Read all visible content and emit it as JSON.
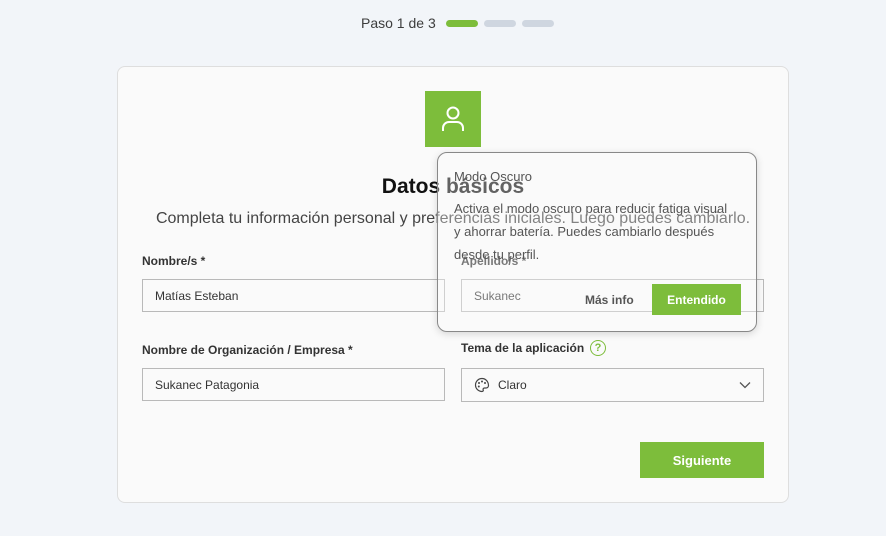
{
  "stepper": {
    "text": "Paso 1 de 3",
    "current_step": 1,
    "total_steps": 3
  },
  "header": {
    "title": "Datos básicos",
    "subtitle": "Completa tu información personal y preferencias iniciales. Luego puedes cambiarlo."
  },
  "form": {
    "first_name": {
      "label": "Nombre/s *",
      "value": "Matías Esteban"
    },
    "last_name": {
      "label": "Apellido/s *",
      "value": "Sukanec"
    },
    "organization": {
      "label": "Nombre de Organización / Empresa *",
      "value": "Sukanec Patagonia"
    },
    "theme": {
      "label": "Tema de la aplicación",
      "value": "Claro",
      "help": "?"
    }
  },
  "actions": {
    "next_label": "Siguiente"
  },
  "tooltip": {
    "title": "Modo Oscuro",
    "body": "Activa el modo oscuro para reducir fatiga visual y ahorrar batería. Puedes cambiarlo después desde tu perfil.",
    "more_label": "Más info",
    "ok_label": "Entendido"
  },
  "colors": {
    "accent": "#7dbd3b",
    "inactive_step": "#cfd6e0",
    "background": "#f2f5f9"
  },
  "icons": {
    "avatar": "user-icon",
    "theme": "palette-icon",
    "dropdown": "chevron-down-icon",
    "help": "question-circle-icon"
  }
}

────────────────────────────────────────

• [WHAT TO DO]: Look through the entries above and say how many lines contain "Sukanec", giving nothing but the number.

• [OUTPUT]: 2